Task prompt - From the data that follows, copy every line with the string "this".

Given entries -
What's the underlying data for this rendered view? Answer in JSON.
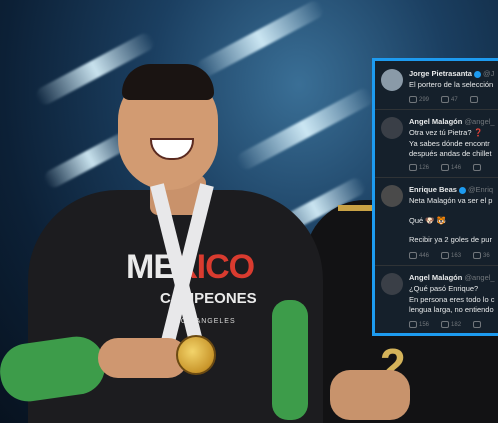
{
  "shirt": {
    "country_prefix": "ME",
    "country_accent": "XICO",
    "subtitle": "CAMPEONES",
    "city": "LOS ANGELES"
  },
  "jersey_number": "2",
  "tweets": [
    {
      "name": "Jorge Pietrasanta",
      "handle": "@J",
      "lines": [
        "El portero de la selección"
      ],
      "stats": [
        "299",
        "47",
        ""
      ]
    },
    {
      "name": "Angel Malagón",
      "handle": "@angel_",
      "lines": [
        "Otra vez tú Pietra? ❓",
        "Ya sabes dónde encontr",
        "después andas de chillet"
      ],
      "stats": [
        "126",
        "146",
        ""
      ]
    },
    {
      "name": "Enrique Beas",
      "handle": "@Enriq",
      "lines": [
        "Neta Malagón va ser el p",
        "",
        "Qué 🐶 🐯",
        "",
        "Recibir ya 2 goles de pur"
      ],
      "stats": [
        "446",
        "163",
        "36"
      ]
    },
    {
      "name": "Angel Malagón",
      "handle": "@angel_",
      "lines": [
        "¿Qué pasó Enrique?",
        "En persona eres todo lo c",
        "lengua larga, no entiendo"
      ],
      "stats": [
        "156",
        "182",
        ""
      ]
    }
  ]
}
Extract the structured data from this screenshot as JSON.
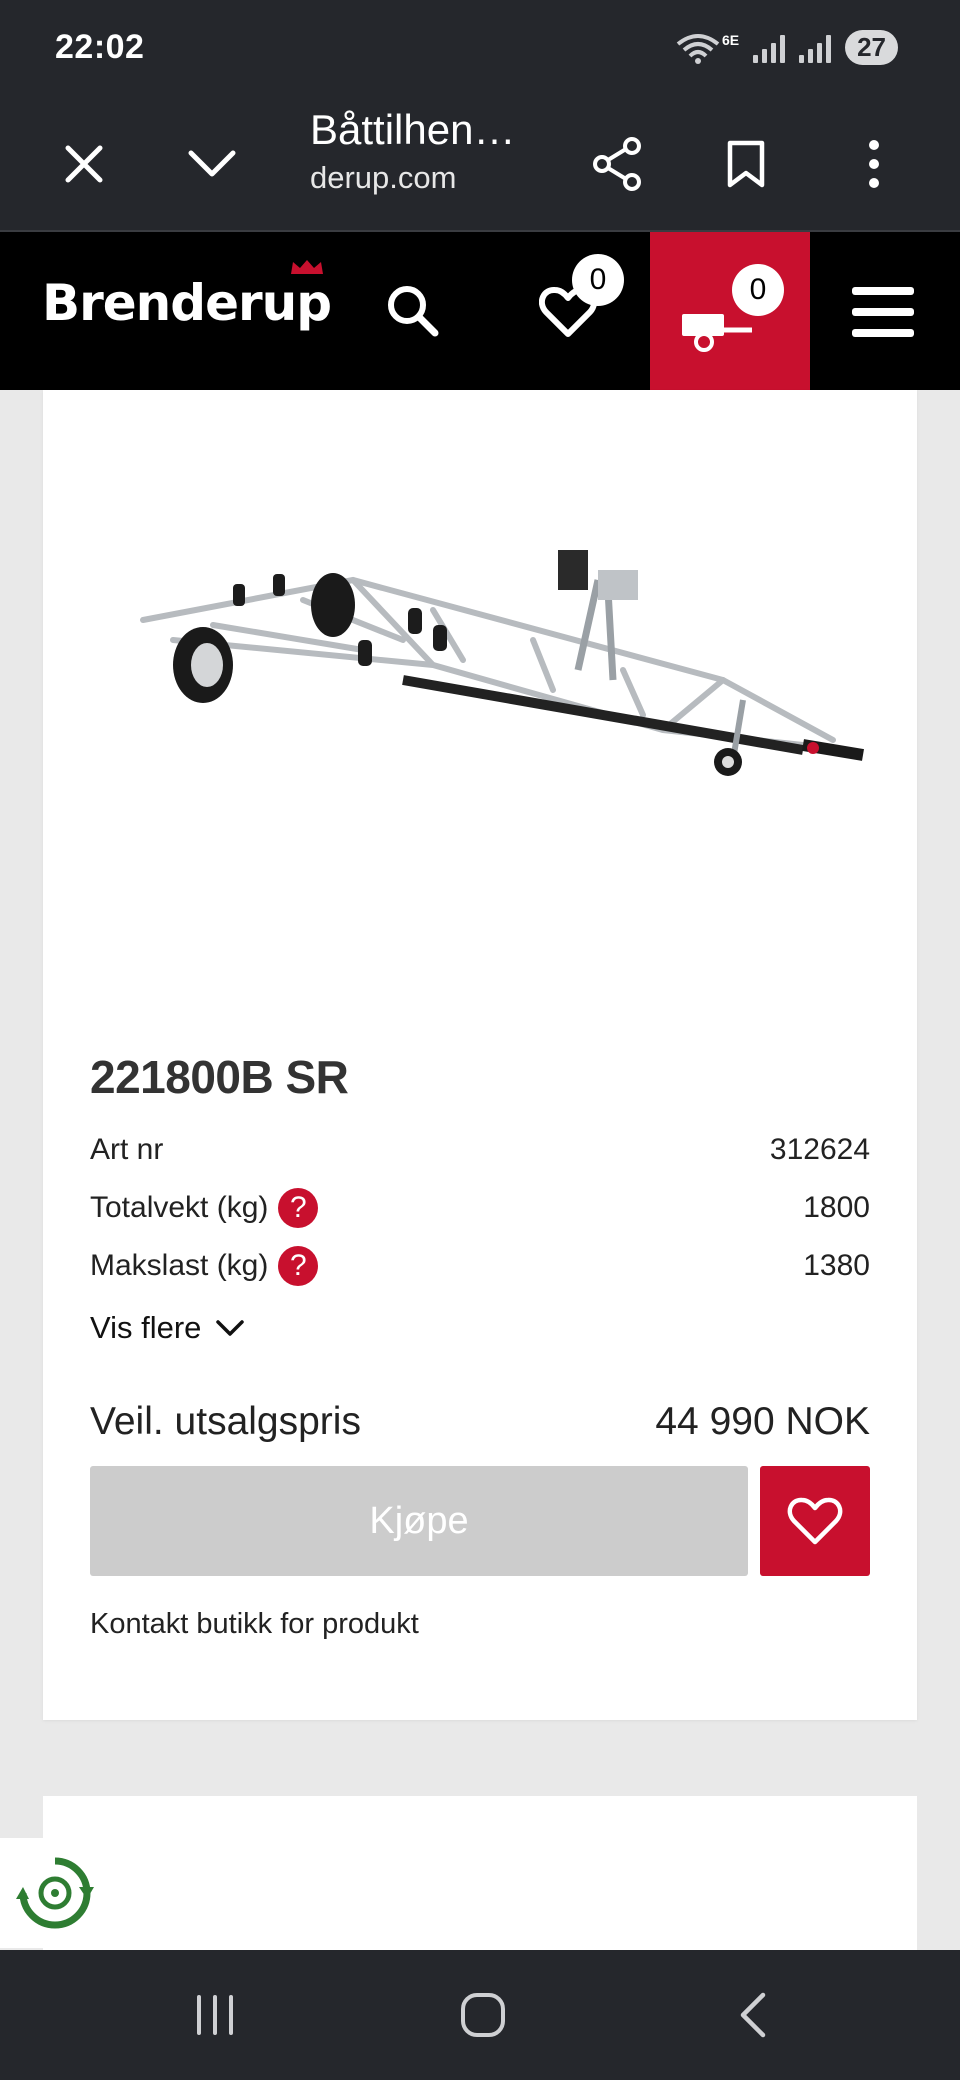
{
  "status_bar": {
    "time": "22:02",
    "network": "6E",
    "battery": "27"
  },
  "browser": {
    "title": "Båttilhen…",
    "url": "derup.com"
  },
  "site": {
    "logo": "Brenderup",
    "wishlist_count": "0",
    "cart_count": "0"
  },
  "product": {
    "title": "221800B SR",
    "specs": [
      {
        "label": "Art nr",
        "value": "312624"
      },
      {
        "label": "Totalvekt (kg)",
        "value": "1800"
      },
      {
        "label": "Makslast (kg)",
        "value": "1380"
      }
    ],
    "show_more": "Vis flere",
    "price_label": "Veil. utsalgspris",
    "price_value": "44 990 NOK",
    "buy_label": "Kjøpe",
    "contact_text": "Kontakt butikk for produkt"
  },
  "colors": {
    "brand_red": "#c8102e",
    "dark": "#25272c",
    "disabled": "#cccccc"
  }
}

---

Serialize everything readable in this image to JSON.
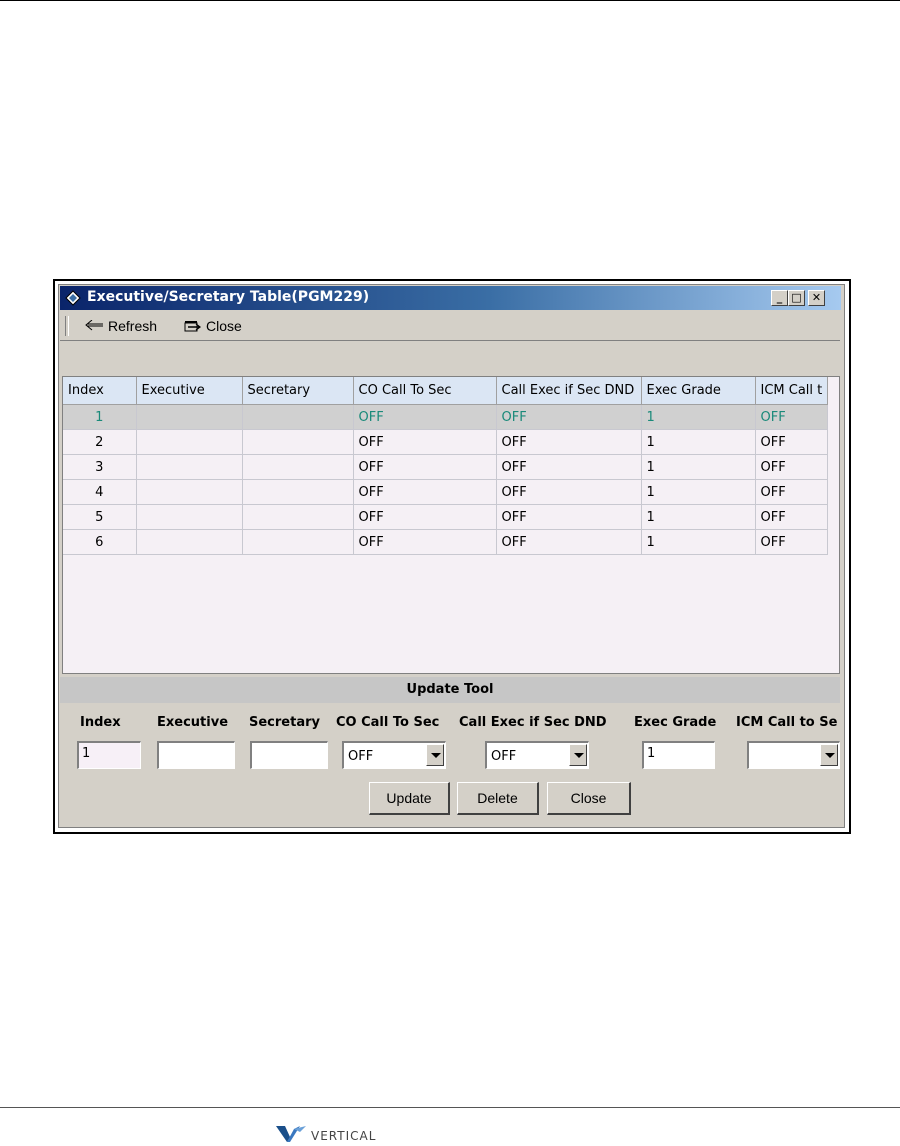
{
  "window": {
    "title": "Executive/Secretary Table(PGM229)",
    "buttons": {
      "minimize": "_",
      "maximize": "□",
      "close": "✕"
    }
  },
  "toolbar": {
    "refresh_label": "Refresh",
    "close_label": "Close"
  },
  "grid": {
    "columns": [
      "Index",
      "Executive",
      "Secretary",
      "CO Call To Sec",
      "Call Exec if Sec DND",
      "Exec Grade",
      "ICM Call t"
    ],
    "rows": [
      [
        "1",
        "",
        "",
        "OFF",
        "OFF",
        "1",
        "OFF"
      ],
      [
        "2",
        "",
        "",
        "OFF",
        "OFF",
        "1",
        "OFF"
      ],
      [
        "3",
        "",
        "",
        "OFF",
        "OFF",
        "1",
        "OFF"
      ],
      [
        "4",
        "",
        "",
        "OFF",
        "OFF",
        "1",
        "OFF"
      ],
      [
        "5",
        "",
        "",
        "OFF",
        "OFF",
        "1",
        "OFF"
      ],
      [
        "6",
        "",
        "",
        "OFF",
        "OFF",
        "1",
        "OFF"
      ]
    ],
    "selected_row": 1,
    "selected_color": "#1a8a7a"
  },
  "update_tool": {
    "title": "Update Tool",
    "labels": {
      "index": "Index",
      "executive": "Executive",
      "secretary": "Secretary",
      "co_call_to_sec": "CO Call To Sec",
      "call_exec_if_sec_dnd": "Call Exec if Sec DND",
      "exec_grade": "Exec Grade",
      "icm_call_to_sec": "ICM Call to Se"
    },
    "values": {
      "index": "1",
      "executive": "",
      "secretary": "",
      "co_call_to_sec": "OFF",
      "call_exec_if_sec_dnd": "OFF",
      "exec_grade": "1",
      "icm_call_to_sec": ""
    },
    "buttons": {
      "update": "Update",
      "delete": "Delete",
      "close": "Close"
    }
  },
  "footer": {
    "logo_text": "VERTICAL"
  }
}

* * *

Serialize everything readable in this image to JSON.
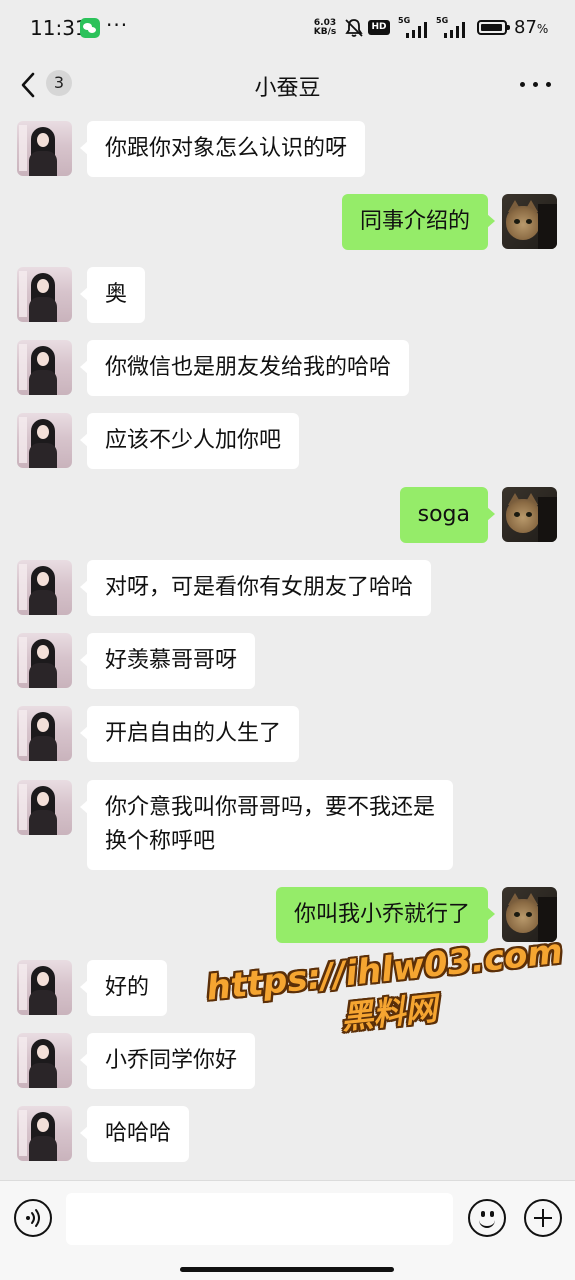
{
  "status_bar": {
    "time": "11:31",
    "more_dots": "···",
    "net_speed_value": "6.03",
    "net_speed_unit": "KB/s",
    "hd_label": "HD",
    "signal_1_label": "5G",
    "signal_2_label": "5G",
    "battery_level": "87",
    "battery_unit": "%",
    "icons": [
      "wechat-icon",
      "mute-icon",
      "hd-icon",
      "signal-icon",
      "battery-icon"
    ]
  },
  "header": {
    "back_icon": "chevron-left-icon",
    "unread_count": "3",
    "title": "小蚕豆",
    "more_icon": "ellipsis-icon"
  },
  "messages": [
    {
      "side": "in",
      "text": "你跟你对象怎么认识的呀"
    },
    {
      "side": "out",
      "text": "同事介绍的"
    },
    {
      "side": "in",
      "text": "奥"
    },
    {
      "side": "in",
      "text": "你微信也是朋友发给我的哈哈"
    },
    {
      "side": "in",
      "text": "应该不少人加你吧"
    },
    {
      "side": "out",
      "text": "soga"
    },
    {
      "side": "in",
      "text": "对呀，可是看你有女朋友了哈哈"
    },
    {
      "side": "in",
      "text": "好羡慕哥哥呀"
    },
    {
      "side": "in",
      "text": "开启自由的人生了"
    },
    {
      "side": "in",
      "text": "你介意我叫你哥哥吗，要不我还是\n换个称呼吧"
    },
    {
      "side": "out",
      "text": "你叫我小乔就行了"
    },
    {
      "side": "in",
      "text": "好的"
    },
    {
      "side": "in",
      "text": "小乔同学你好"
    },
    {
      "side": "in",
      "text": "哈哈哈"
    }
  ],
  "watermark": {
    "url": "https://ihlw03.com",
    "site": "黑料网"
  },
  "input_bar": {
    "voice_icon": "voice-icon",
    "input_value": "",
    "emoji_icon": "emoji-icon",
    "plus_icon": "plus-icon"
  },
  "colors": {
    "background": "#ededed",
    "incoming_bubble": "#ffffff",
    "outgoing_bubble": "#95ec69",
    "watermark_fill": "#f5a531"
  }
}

Answer for the task -
What's the underlying data for this rendered view? Answer in JSON.
Extract the structured data from this screenshot as JSON.
Serialize everything readable in this image to JSON.
Serialize everything readable in this image to JSON.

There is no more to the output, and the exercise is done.